#### Activity
Take every line from the material that has the word "icon" in it.

-- Opening Marker --

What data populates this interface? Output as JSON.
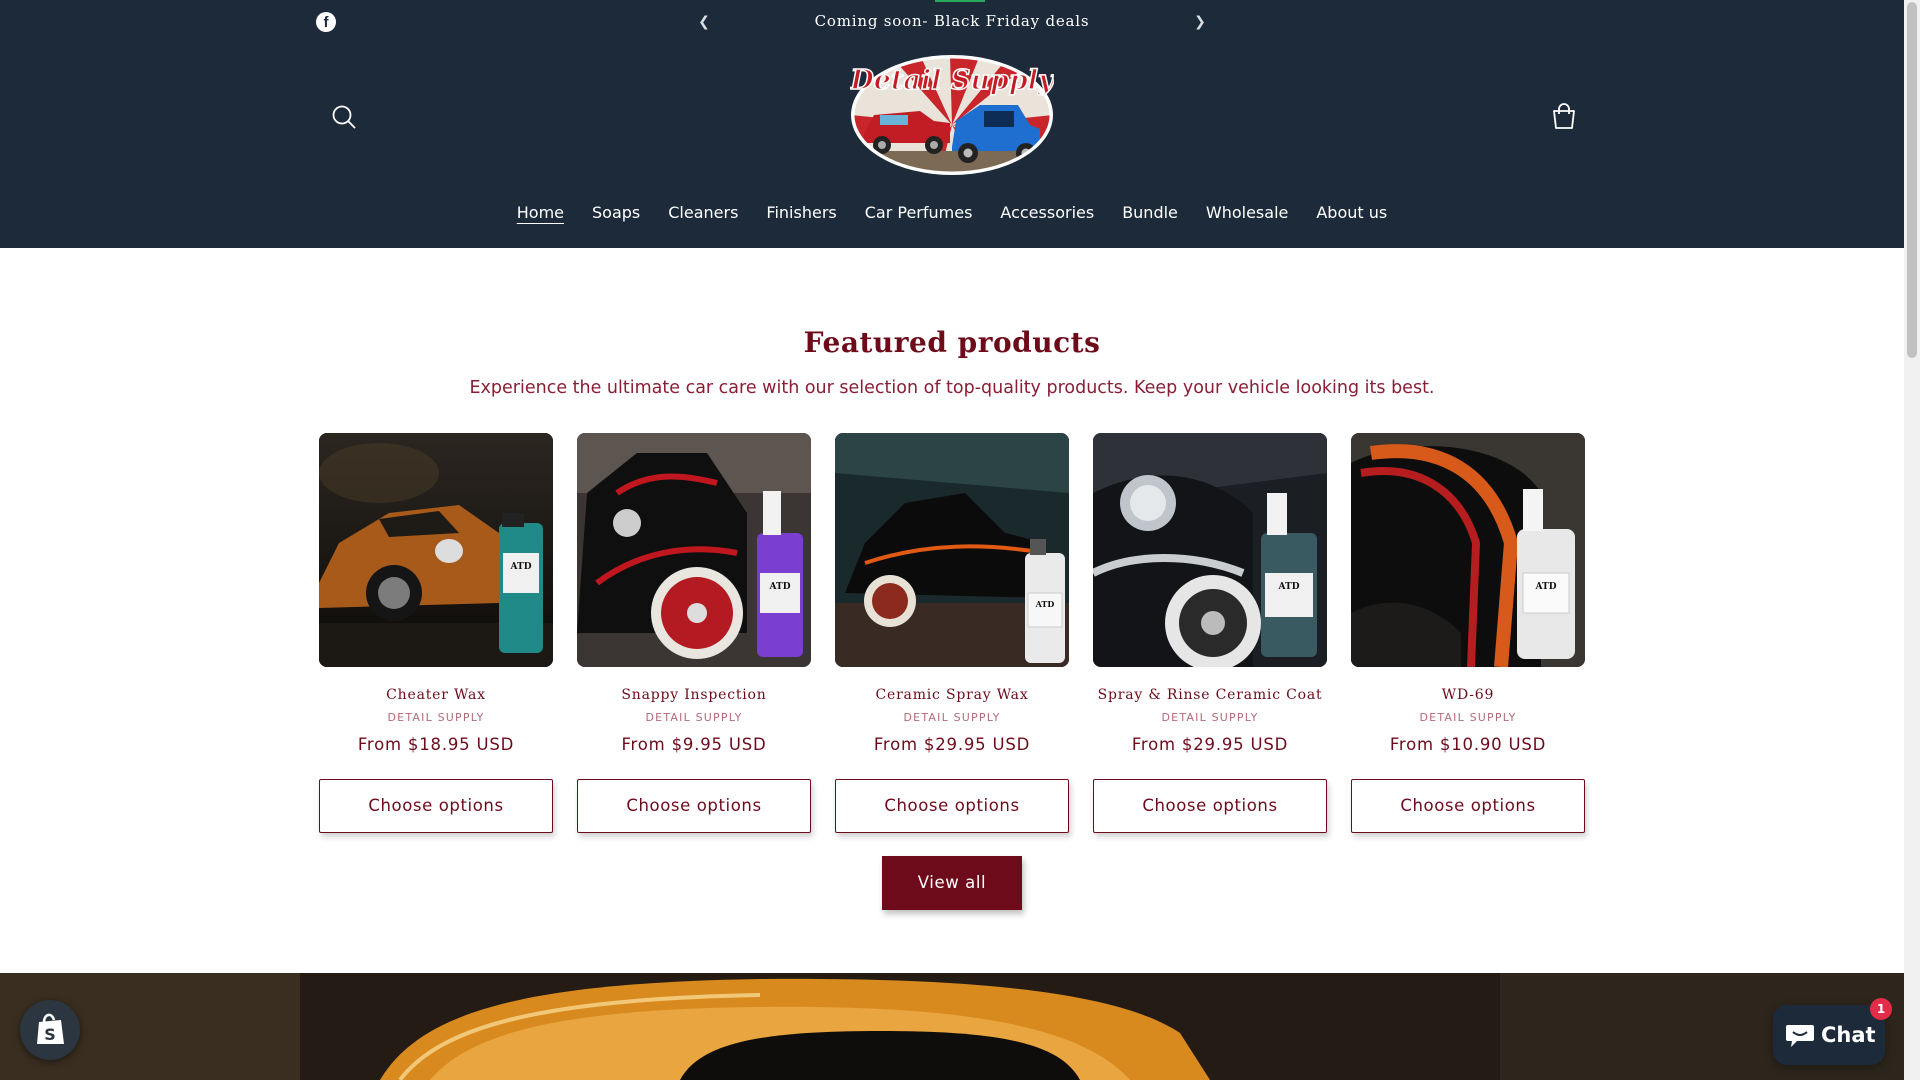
{
  "announcement": {
    "message": "Coming soon- Black Friday deals",
    "prev_icon": "chevron-left-icon",
    "next_icon": "chevron-right-icon",
    "social_icon": "facebook-icon",
    "social_glyph": "f"
  },
  "header": {
    "logo_text": "Detail Supply",
    "search_icon": "search-icon",
    "cart_icon": "cart-icon",
    "background_color": "#1c2a3a"
  },
  "nav": {
    "items": [
      {
        "label": "Home",
        "active": true
      },
      {
        "label": "Soaps",
        "active": false
      },
      {
        "label": "Cleaners",
        "active": false
      },
      {
        "label": "Finishers",
        "active": false
      },
      {
        "label": "Car Perfumes",
        "active": false
      },
      {
        "label": "Accessories",
        "active": false
      },
      {
        "label": "Bundle",
        "active": false
      },
      {
        "label": "Wholesale",
        "active": false
      },
      {
        "label": "About us",
        "active": false
      }
    ]
  },
  "featured": {
    "title": "Featured products",
    "subtitle": "Experience the ultimate car care with our selection of top-quality products. Keep your vehicle looking its best.",
    "products": [
      {
        "name": "Cheater Wax",
        "vendor": "DETAIL SUPPLY",
        "price": "From $18.95 USD",
        "button": "Choose options",
        "image_label": "ATD"
      },
      {
        "name": "Snappy Inspection",
        "vendor": "DETAIL SUPPLY",
        "price": "From $9.95 USD",
        "button": "Choose options",
        "image_label": "ATD"
      },
      {
        "name": "Ceramic Spray Wax",
        "vendor": "DETAIL SUPPLY",
        "price": "From $29.95 USD",
        "button": "Choose options",
        "image_label": "ATD"
      },
      {
        "name": "Spray & Rinse Ceramic Coat",
        "vendor": "DETAIL SUPPLY",
        "price": "From $29.95 USD",
        "button": "Choose options",
        "image_label": "ATD"
      },
      {
        "name": "WD-69",
        "vendor": "DETAIL SUPPLY",
        "price": "From $10.90 USD",
        "button": "Choose options",
        "image_label": "ATD"
      }
    ],
    "view_all": "View all"
  },
  "chat": {
    "label": "Chat",
    "badge_count": "1",
    "icon": "chat-bubble-icon"
  },
  "shop_badge": {
    "icon": "shopping-bag-icon",
    "glyph": "S"
  },
  "colors": {
    "brand_dark": "#1c2a3a",
    "accent": "#6e0b1b",
    "badge": "#e32c48"
  }
}
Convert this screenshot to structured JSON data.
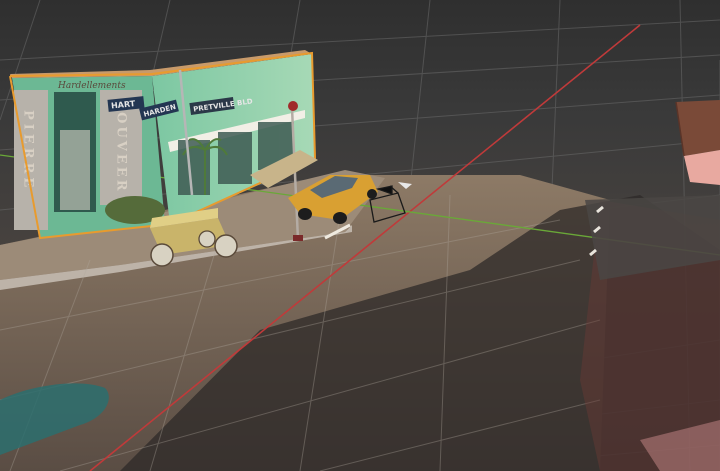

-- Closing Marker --

#### Task response
    "prev_icon": "chevron-left-icon",
    "next_icon": "chevron-right-icon",
    "social_icon": "facebook-icon",
    "search_icon": "search-icon",
    "cart_icon": "cart-icon",
    "icon": "chat-bubble-icon"
    "icon": "shopping-bag-icon",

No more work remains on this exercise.